A print release party of artist Shag’s 35 Wheels is one of the free events. Other freebies are films and music offered by CAMP. There’s also a High Purple Energy Architectural Bike Ride. Check listings, as tickets are required for some of the freebies as well.
The Lautner Compound. As described by Lisa Boone in the Los Angeles Times, February 16, 2022, architect John Lautner’s 1947 residential fourplex was formerly known as the Hotel Lautner and is now a collection of boutique rentals used for weddings and other events.
John Lautner, 1911–1994, was an American architect who served apprenticeship at Frank Lloyd Wright’s Taliesin Fellowship. Lautner is highly regarded for his contributions to Googie architecture, initially denigrated by traditionalists, but now appreciated for its whimsy and historical significance.
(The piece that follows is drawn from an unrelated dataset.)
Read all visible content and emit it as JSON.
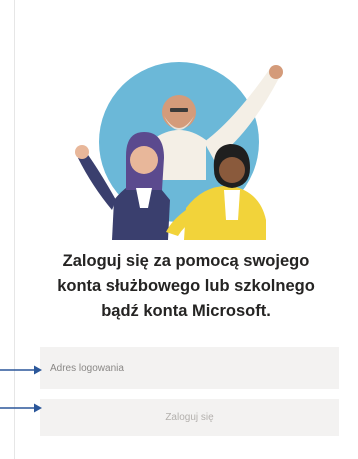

A Fixer-Upper. There’s more to Palm Springs Modernism than celebrities. Several newspapers carried the story of Keith Zabel and Randy Shemaitis (interesting name, eh?) and their Midcentury fixer-upper. Lisa Boone described it in “Couple Transforms ‘Ugly Duckling’ into Modern Dream Home,” The Pueblo Chieftain, February 23, 2017.
Boone wrote, “Based in Chicago, the couple vacationed regularly in the desert until 2011, when Shemaitis had an opportunity to move west for work.”
Zabel said, “My passion for mid-century modern started in my 20s. I was drawn to the atomic and sputnik style that came about after World War II as the Soviets launched their first satellite in 1957, kicking off the space race. A lot of design efforts, from furniture to buildings to tchotchkes, were created with a space theme. I started collecting anything that had a starburst or orbital design.
On its renovation and enhancements, Zabel said, “We just drive around Palm Springs for inspiration.”
Modernism Week 2022 gives opportunity for others to do the same. ds
© Dennis Simanaitis, SimanaitisSays.com, 2022